YOUR ASSIGNMENT - Going through the data below, please show each line containing the string "this".

MATERIAL SHOWN -
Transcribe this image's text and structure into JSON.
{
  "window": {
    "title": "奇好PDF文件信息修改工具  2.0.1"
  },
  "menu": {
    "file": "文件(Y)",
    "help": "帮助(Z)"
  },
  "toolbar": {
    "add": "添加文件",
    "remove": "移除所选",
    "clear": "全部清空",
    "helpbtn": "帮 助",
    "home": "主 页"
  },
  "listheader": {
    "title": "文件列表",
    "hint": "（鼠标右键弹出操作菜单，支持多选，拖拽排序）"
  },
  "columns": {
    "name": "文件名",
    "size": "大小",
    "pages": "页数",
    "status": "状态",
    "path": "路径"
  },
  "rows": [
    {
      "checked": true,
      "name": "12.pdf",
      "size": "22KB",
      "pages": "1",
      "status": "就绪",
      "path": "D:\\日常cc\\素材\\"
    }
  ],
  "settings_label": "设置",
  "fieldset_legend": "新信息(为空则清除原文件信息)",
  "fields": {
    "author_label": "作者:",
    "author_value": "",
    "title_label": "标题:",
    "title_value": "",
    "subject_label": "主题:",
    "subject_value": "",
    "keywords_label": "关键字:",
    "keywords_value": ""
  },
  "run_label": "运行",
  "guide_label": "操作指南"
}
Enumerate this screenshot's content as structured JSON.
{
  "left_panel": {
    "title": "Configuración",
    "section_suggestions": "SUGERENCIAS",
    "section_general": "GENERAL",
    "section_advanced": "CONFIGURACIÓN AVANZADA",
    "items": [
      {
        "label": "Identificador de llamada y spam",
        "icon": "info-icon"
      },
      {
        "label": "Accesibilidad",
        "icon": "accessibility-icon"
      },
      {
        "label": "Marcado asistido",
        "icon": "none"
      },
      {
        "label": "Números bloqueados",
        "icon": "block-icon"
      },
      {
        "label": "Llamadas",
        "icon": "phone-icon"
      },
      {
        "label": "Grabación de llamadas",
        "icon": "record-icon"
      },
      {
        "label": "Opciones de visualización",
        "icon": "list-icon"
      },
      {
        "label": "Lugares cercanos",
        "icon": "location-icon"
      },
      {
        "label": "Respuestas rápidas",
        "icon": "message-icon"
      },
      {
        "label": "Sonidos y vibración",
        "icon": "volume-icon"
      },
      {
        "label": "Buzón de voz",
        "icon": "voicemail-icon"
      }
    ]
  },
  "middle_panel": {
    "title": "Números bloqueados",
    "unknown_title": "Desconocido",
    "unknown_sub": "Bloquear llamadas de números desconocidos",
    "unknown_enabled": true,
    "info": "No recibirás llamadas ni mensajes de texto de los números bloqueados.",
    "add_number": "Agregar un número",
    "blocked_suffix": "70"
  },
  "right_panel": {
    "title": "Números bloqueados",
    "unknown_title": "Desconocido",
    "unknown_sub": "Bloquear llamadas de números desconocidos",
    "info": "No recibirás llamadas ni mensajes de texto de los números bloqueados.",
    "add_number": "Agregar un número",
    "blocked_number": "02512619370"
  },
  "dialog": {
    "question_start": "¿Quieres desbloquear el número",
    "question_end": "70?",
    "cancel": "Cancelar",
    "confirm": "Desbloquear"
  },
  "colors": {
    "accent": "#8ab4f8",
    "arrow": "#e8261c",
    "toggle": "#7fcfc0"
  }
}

YOUR SOLUTION -
Transcribe this image's text and structure into JSON.
Enumerate this screenshot's content as structured JSON.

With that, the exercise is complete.